Show Summary Details

Page of

PRINTED FROM OXFORD HANDBOOKS ONLINE ( © Oxford University Press, 2018. All Rights Reserved. Under the terms of the licence agreement, an individual user may print out a PDF of a single chapter of a title in Oxford Handbooks Online for personal use (for details see Privacy Policy and Legal Notice).

date: 16 December 2019

Abstract and Keywords

For centuries, literary critics have made a division between poetry and prose, believing that poetry focuses on complex interactions between sound and sense, while prose centers on lucid significance. However, this article states that the major Transcendentalists believed that no clear distinction existed between poetry and prose. Supposing that the poetic is at one with the organic, they concluded that prose, if it approached the powers of nature, could qualify as poetry. Hence, the general aesthetics of American Transcendentalism are not confined to poetry but rather include poetry and prose alike. The aesthetic theories of Transcendentalists were vast and deep. They touched all the natural elements and resources and they were defined beautifully elucidating the aesthetic concepts of the Transcendentalists. Emerson tried to write about the world in his earliest book, Nature. Margaret Fuller and Henry David Thoreau, too, persistently worked to transform creatures into conceits and tropes into flora and fauna.

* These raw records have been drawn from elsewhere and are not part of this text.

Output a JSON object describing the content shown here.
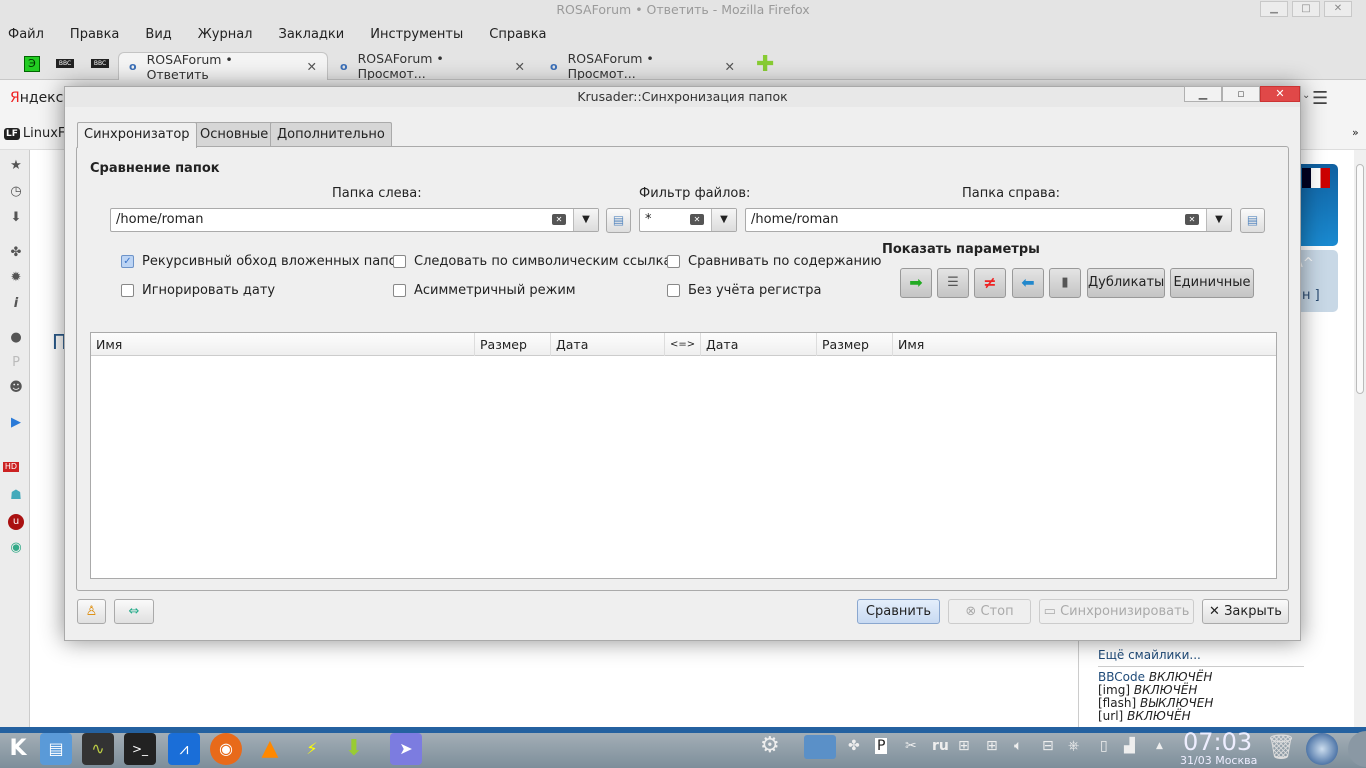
{
  "firefox": {
    "title": "ROSAForum • Ответить - Mozilla Firefox",
    "menu": [
      "Файл",
      "Правка",
      "Вид",
      "Журнал",
      "Закладки",
      "Инструменты",
      "Справка"
    ],
    "tabs": [
      {
        "label": "ROSAForum • Ответить",
        "active": true
      },
      {
        "label": "ROSAForum • Просмот...",
        "active": false
      },
      {
        "label": "ROSAForum • Просмот...",
        "active": false
      }
    ],
    "bbc1": "BBC",
    "bbc2": "BBC",
    "yandex": "Яндекс",
    "bookmark": "LinuxFo",
    "overflow": "»",
    "page": {
      "heading_fragment": "П",
      "link_fragment": "ан ]",
      "font_ctrl": "A^",
      "more_smilies": "Ещё смайлики...",
      "bbcode_label": "BBCode",
      "bbcode_state": "ВКЛЮЧЁН",
      "img_label": "[img]",
      "img_state": "ВКЛЮЧЁН",
      "flash_label": "[flash]",
      "flash_state": "ВЫКЛЮЧЕН",
      "url_label": "[url]",
      "url_state": "ВКЛЮЧЁН"
    }
  },
  "dialog": {
    "title": "Krusader::Синхронизация папок",
    "tabs": [
      "Синхронизатор",
      "Основные",
      "Дополнительно"
    ],
    "group_title": "Сравнение папок",
    "left_label": "Папка слева:",
    "left_value": "/home/roman",
    "filter_label": "Фильтр файлов:",
    "filter_value": "*",
    "right_label": "Папка справа:",
    "right_value": "/home/roman",
    "checkboxes": [
      {
        "label": "Рекурсивный обход вложенных папок",
        "checked": true
      },
      {
        "label": "Следовать по символическим ссылкам",
        "checked": false
      },
      {
        "label": "Сравнивать по содержанию",
        "checked": false
      },
      {
        "label": "Игнорировать дату",
        "checked": false
      },
      {
        "label": "Асимметричный режим",
        "checked": false
      },
      {
        "label": "Без учёта регистра",
        "checked": false
      }
    ],
    "show_params": "Показать параметры",
    "duplicates": "Дубликаты",
    "singles": "Единичные",
    "columns": [
      "Имя",
      "Размер",
      "Дата",
      "<=>",
      "Дата",
      "Размер",
      "Имя"
    ],
    "compare": "Сравнить",
    "stop": "Стоп",
    "synchronize": "Синхронизировать",
    "close": "Закрыть"
  },
  "taskbar": {
    "time": "07:03",
    "date": "31/03 Москва",
    "lang": "ru"
  }
}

Keywords: aesthetics, crystalline structure, Niagara, poetry, nature

Access to the complete content on Oxford Handbooks Online requires a subscription or purchase. Public users are able to search the site and view the abstracts and keywords for each book and chapter without a subscription.

Please subscribe or login to access full text content.

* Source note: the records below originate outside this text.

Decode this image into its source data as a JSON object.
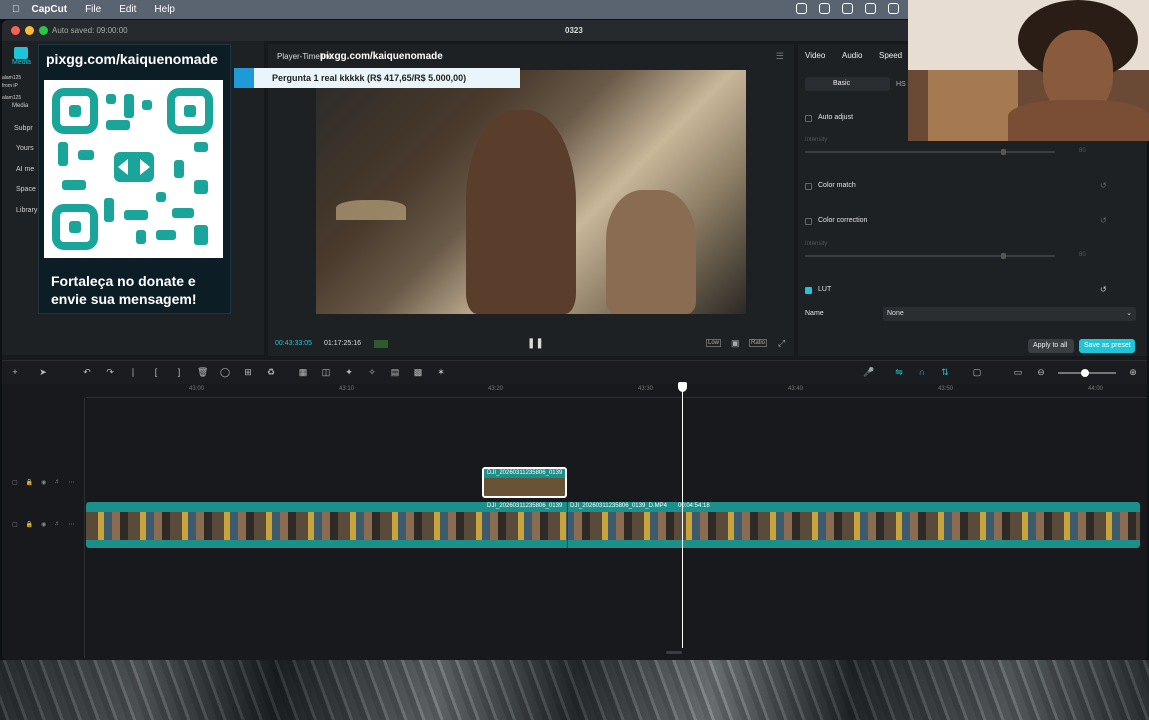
{
  "menubar": {
    "apple": "",
    "app": "CapCut",
    "items": [
      "File",
      "Edit",
      "Help"
    ]
  },
  "window": {
    "autosave": "Auto saved: 09:00:00",
    "project": "0323"
  },
  "left_panel": {
    "items": [
      "Media",
      "Subpr",
      "Yours",
      "AI me",
      "Space",
      "Library"
    ],
    "tiny_labels": [
      "alam125",
      "from iP",
      "alam125",
      "Media"
    ]
  },
  "overlay": {
    "url": "pixgg.com/kaiquenomade",
    "message_line1": "Fortaleça no donate e",
    "message_line2": "envie sua mensagem!"
  },
  "player": {
    "title": "Player-Timeline",
    "title_overlay": "pixgg.com/kaiquenomade",
    "banner": "Pergunta 1 real kkkkk (R$ 417,65/R$ 5.000,00)",
    "current_time": "00:43:33:05",
    "total_time": "01:17:25:16",
    "quality": "Low",
    "ratio": "Ratio"
  },
  "props": {
    "tabs": [
      "Video",
      "Audio",
      "Speed"
    ],
    "subtabs": [
      "Basic",
      "HS"
    ],
    "sections": [
      {
        "label": "Auto adjust",
        "checked": false
      },
      {
        "label": "Intensity",
        "value": "80"
      },
      {
        "label": "Color match",
        "checked": false
      },
      {
        "label": "Color correction",
        "checked": false
      },
      {
        "label": "Intensity",
        "value": "80"
      },
      {
        "label": "LUT",
        "checked": true
      }
    ],
    "name_label": "Name",
    "name_value": "None",
    "apply_all": "Apply to all",
    "save_preset": "Save as preset"
  },
  "timeline": {
    "ruler": [
      "43:00",
      "43:10",
      "43:20",
      "43:30",
      "43:40",
      "43:50",
      "44:00"
    ],
    "clips": {
      "overlay_clip": "DJI_20260311235806_0139",
      "main_clip_a": "DJI_20260311235806_0139",
      "main_clip_b": "DJI_20260311235806_0139_D.MP4",
      "main_clip_b_duration": "00:04:54:18"
    }
  },
  "colors": {
    "accent": "#1ec5d6",
    "track": "#1b8f8a"
  }
}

If you have purchased a print title that contains an access token, please see the token for information about how to register your code.

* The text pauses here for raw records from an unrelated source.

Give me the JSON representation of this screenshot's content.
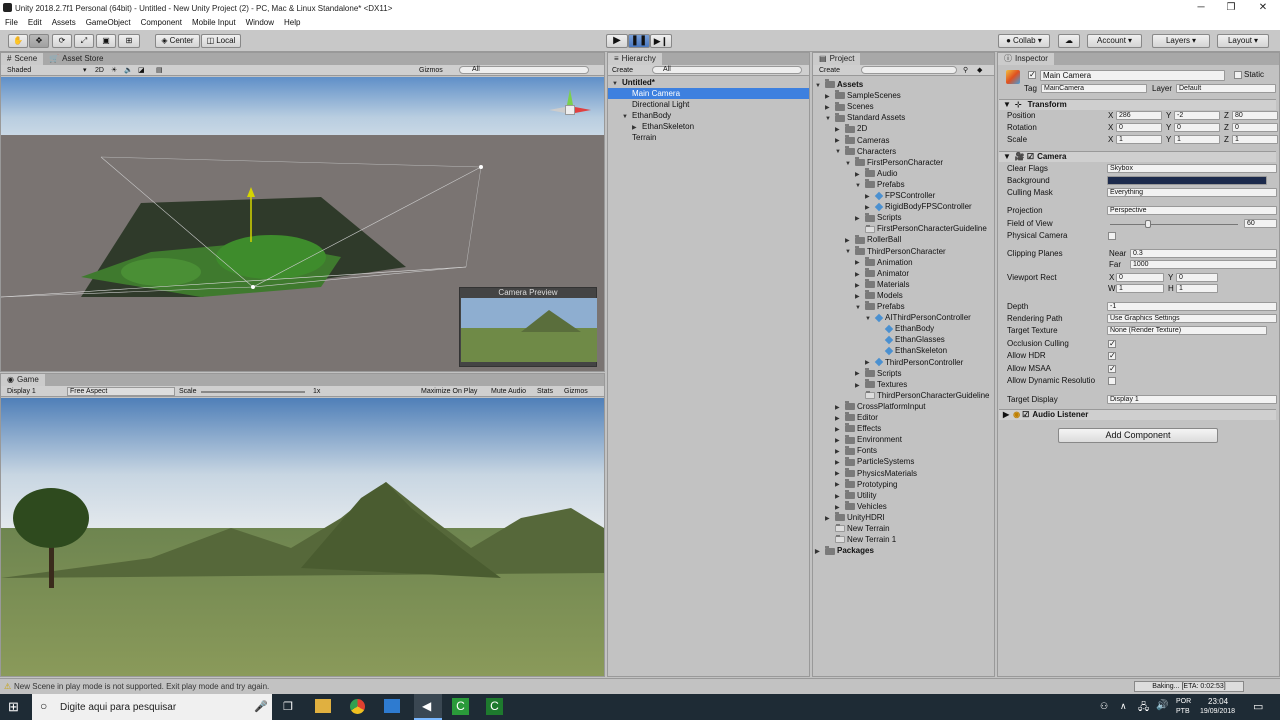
{
  "window": {
    "title": "Unity 2018.2.7f1 Personal (64bit) - Untitled - New Unity Project (2) - PC, Mac & Linux Standalone* <DX11>",
    "minimize": "─",
    "maximize": "❐",
    "close": "✕"
  },
  "menu": [
    "File",
    "Edit",
    "Assets",
    "GameObject",
    "Component",
    "Mobile Input",
    "Window",
    "Help"
  ],
  "toolbar": {
    "center": "Center",
    "local": "Local",
    "collab": "Collab ▾",
    "account": "Account",
    "layers": "Layers",
    "layout": "Layout"
  },
  "scene": {
    "tab": "Scene",
    "tab2": "Asset Store",
    "shading": "Shaded",
    "mode2d": "2D",
    "gizmos": "Gizmos",
    "search": "All",
    "camera_preview": "Camera Preview"
  },
  "game": {
    "tab": "Game",
    "display": "Display 1",
    "aspect": "Free Aspect",
    "scale_label": "Scale",
    "scale_value": "1x",
    "maximize": "Maximize On Play",
    "mute": "Mute Audio",
    "stats": "Stats",
    "gizmos": "Gizmos"
  },
  "hierarchy": {
    "tab": "Hierarchy",
    "create": "Create",
    "search": "All",
    "items": [
      {
        "label": "Untitled*",
        "depth": 0,
        "fold": "▼",
        "bold": true
      },
      {
        "label": "Main Camera",
        "depth": 1,
        "fold": "",
        "sel": true
      },
      {
        "label": "Directional Light",
        "depth": 1,
        "fold": ""
      },
      {
        "label": "EthanBody",
        "depth": 1,
        "fold": "▼"
      },
      {
        "label": "EthanSkeleton",
        "depth": 2,
        "fold": "▶"
      },
      {
        "label": "Terrain",
        "depth": 1,
        "fold": ""
      }
    ]
  },
  "project": {
    "tab": "Project",
    "create": "Create",
    "items": [
      {
        "label": "Assets",
        "d": 0,
        "f": "▼",
        "t": "folder",
        "b": true
      },
      {
        "label": "SampleScenes",
        "d": 1,
        "f": "▶",
        "t": "folder"
      },
      {
        "label": "Scenes",
        "d": 1,
        "f": "▶",
        "t": "folder"
      },
      {
        "label": "Standard Assets",
        "d": 1,
        "f": "▼",
        "t": "folder"
      },
      {
        "label": "2D",
        "d": 2,
        "f": "▶",
        "t": "folder"
      },
      {
        "label": "Cameras",
        "d": 2,
        "f": "▶",
        "t": "folder"
      },
      {
        "label": "Characters",
        "d": 2,
        "f": "▼",
        "t": "folder"
      },
      {
        "label": "FirstPersonCharacter",
        "d": 3,
        "f": "▼",
        "t": "folder"
      },
      {
        "label": "Audio",
        "d": 4,
        "f": "▶",
        "t": "folder"
      },
      {
        "label": "Prefabs",
        "d": 4,
        "f": "▼",
        "t": "folder"
      },
      {
        "label": "FPSController",
        "d": 5,
        "f": "▶",
        "t": "prefab"
      },
      {
        "label": "RigidBodyFPSController",
        "d": 5,
        "f": "▶",
        "t": "prefab"
      },
      {
        "label": "Scripts",
        "d": 4,
        "f": "▶",
        "t": "folder"
      },
      {
        "label": "FirstPersonCharacterGuideline",
        "d": 4,
        "f": "",
        "t": "doc"
      },
      {
        "label": "RollerBall",
        "d": 3,
        "f": "▶",
        "t": "folder"
      },
      {
        "label": "ThirdPersonCharacter",
        "d": 3,
        "f": "▼",
        "t": "folder"
      },
      {
        "label": "Animation",
        "d": 4,
        "f": "▶",
        "t": "folder"
      },
      {
        "label": "Animator",
        "d": 4,
        "f": "▶",
        "t": "folder"
      },
      {
        "label": "Materials",
        "d": 4,
        "f": "▶",
        "t": "folder"
      },
      {
        "label": "Models",
        "d": 4,
        "f": "▶",
        "t": "folder"
      },
      {
        "label": "Prefabs",
        "d": 4,
        "f": "▼",
        "t": "folder"
      },
      {
        "label": "AIThirdPersonController",
        "d": 5,
        "f": "▼",
        "t": "prefab"
      },
      {
        "label": "EthanBody",
        "d": 6,
        "f": "",
        "t": "prefab"
      },
      {
        "label": "EthanGlasses",
        "d": 6,
        "f": "",
        "t": "prefab"
      },
      {
        "label": "EthanSkeleton",
        "d": 6,
        "f": "",
        "t": "prefab"
      },
      {
        "label": "ThirdPersonController",
        "d": 5,
        "f": "▶",
        "t": "prefab"
      },
      {
        "label": "Scripts",
        "d": 4,
        "f": "▶",
        "t": "folder"
      },
      {
        "label": "Textures",
        "d": 4,
        "f": "▶",
        "t": "folder"
      },
      {
        "label": "ThirdPersonCharacterGuideline",
        "d": 4,
        "f": "",
        "t": "doc"
      },
      {
        "label": "CrossPlatformInput",
        "d": 2,
        "f": "▶",
        "t": "folder"
      },
      {
        "label": "Editor",
        "d": 2,
        "f": "▶",
        "t": "folder"
      },
      {
        "label": "Effects",
        "d": 2,
        "f": "▶",
        "t": "folder"
      },
      {
        "label": "Environment",
        "d": 2,
        "f": "▶",
        "t": "folder"
      },
      {
        "label": "Fonts",
        "d": 2,
        "f": "▶",
        "t": "folder"
      },
      {
        "label": "ParticleSystems",
        "d": 2,
        "f": "▶",
        "t": "folder"
      },
      {
        "label": "PhysicsMaterials",
        "d": 2,
        "f": "▶",
        "t": "folder"
      },
      {
        "label": "Prototyping",
        "d": 2,
        "f": "▶",
        "t": "folder"
      },
      {
        "label": "Utility",
        "d": 2,
        "f": "▶",
        "t": "folder"
      },
      {
        "label": "Vehicles",
        "d": 2,
        "f": "▶",
        "t": "folder"
      },
      {
        "label": "UnityHDRI",
        "d": 1,
        "f": "▶",
        "t": "folder"
      },
      {
        "label": "New Terrain",
        "d": 1,
        "f": "",
        "t": "doc"
      },
      {
        "label": "New Terrain 1",
        "d": 1,
        "f": "",
        "t": "doc"
      },
      {
        "label": "Packages",
        "d": 0,
        "f": "▶",
        "t": "folder",
        "b": true
      }
    ]
  },
  "inspector": {
    "tab": "Inspector",
    "name": "Main Camera",
    "static": "Static",
    "tag_label": "Tag",
    "tag": "MainCamera",
    "layer_label": "Layer",
    "layer": "Default",
    "transform": {
      "title": "Transform",
      "position": "Position",
      "rotation": "Rotation",
      "scale": "Scale",
      "px": "286",
      "py": "-2",
      "pz": "80",
      "rx": "0",
      "ry": "0",
      "rz": "0",
      "sx": "1",
      "sy": "1",
      "sz": "1",
      "xl": "X",
      "yl": "Y",
      "zl": "Z"
    },
    "camera": {
      "title": "Camera",
      "clear_flags": "Clear Flags",
      "clear_flags_v": "Skybox",
      "background": "Background",
      "background_color": "#1c2a4c",
      "culling": "Culling Mask",
      "culling_v": "Everything",
      "projection": "Projection",
      "projection_v": "Perspective",
      "fov": "Field of View",
      "fov_v": "60",
      "fov_fraction": 0.27,
      "physical": "Physical Camera",
      "clipping": "Clipping Planes",
      "near_l": "Near",
      "near": "0.3",
      "far_l": "Far",
      "far": "1000",
      "viewport": "Viewport Rect",
      "vx": "0",
      "vy": "0",
      "vw": "1",
      "vh": "1",
      "wl": "W",
      "hl": "H",
      "depth": "Depth",
      "depth_v": "-1",
      "rendering": "Rendering Path",
      "rendering_v": "Use Graphics Settings",
      "target_tex": "Target Texture",
      "target_tex_v": "None (Render Texture)",
      "occlusion": "Occlusion Culling",
      "hdr": "Allow HDR",
      "msaa": "Allow MSAA",
      "dynres": "Allow Dynamic Resolutio",
      "target_disp": "Target Display",
      "target_disp_v": "Display 1"
    },
    "audio": {
      "title": "Audio Listener"
    },
    "add_component": "Add Component"
  },
  "status": {
    "message": "New Scene in play mode is not supported. Exit play mode and try again.",
    "baking": "Baking... [ETA: 0:02:53]"
  },
  "taskbar": {
    "search": "Digite aqui para pesquisar",
    "lang1": "POR",
    "lang2": "PTB",
    "time": "23:04",
    "date": "19/09/2018"
  }
}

For questions on access or troubleshooting, please check our FAQs, and if you can''t find the answer there, please contact us.